(2) PLEASURE - Sunday October 7th
When you experience pleasure, there’s a part of you that thinks, Yes! This is what I was made for. Thus begins the quest many of us have undertaken for the elusive narcotic of pleasure. When we walk into the temple of pleasure we see the gods of food, sex and entertainment. But if we decide to stay and worship in the temple of pleasure, the end result is always pain. Ultimately the gods of pleasure can not satisfy our desires. Only God can satisfy our hearts.
(3) LOVE - Sunday October 14th

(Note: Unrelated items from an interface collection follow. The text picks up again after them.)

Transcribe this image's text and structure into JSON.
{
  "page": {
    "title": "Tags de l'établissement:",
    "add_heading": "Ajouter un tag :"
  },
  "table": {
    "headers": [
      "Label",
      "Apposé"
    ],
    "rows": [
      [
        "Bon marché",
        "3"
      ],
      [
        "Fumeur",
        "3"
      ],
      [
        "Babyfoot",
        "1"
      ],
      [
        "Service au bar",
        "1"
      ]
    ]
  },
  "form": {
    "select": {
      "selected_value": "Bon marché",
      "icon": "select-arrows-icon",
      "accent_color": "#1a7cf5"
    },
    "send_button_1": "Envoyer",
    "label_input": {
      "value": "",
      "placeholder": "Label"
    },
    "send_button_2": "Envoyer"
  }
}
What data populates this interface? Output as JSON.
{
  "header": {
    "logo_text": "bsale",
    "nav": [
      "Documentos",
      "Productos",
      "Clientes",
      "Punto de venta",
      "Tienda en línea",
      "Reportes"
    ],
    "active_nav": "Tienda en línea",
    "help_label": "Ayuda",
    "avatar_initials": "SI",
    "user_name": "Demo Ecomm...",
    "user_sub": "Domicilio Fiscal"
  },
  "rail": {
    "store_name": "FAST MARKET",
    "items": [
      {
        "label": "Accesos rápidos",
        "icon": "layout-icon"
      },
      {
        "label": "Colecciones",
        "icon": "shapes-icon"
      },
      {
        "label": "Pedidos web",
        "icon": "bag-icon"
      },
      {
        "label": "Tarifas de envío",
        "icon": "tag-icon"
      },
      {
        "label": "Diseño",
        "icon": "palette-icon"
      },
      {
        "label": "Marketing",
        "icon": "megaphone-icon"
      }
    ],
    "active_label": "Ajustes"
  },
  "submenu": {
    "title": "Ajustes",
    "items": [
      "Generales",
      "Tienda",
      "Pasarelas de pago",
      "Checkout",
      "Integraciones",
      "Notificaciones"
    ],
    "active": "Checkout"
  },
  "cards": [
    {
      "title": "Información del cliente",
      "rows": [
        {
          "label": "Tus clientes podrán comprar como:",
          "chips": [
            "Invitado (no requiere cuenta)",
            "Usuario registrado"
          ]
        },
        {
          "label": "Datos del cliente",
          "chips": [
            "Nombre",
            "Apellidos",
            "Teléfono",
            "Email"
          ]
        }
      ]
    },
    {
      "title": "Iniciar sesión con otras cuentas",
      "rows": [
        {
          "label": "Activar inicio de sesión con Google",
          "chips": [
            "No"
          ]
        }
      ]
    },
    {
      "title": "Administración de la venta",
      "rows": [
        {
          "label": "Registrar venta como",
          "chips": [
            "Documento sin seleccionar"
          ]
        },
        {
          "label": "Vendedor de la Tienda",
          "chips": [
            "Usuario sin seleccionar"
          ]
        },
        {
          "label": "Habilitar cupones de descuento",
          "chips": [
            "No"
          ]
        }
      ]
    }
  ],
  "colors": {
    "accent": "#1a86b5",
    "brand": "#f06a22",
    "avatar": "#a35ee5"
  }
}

Our culture holds up romantic love as the greatest and noblest of pursuits. We are led to believe that “love makes the world go round” and that “all you need is love.” Romantic love is a good thing, but when we make it essential to life then it becomes a false god. When we put our hope in romantic love and sacrifice so much for it, you have to ask if this beautiful gift from God has actually replaced him. If that happens, the ending is rarely “happily ever after.”
(4) MONEY - Sunday October 21st
The god of money has been around a long time. We pay lip service to the idea that money is not that important, but how we spend our time and what we pursue seem to reveal our true belief. Of the thirty-eight parables Jesus tells, sixteen are about the subject of money. Jesus makes it clear that the god of money is often God’s main competition for our hearts. But the problem is ultimately not money. Money isn’t the root of evil - the love of money is.
(5) POWER - Sunday October 28th
The gods of success and achievement have no problem finding followers. These two gods are attractive, compelling and charismatic. They play on the most basic issue of humanity, that attraction of doing things “our way,” a.k.a. pride. The gods of success and achievement even provide us with convenient ways to keep score: the title after our name, the sum of our paycheck, and the square footage of our new house. Success is a word we use for something we have done or accomplished. Jesus used another word “blessed” to redefine success in his Sermon on the Mount. Success is an indication of what we have done for us, but blessed is an indication of what God has done for us. Success gives glory to us, but blessed gives glory to God.
(6) ME - Sunday November 4th
The foundation of reality is that there is one God, and you are not him. The pretender to the throne is the god of me. Arrogance and insecurity can be symptoms that you have begun to worship the god of me. The god of me will either not listen to the wisdom of others, or the god of me is consumed with what others think. The god of me is both defensive, taking the slightest suggestion or the blandest criticism as an attack, and convinced that “I’m always right!” and that “My way is the best way!” In Ezekiel 28:2 God says, “In the pride of your heart you say, ‘I am a god: I sit on the throne of a god’ … But you are a mere mortal and not a god, though you think you are as wise as a god.” The god of me is the most relentless idol of them all.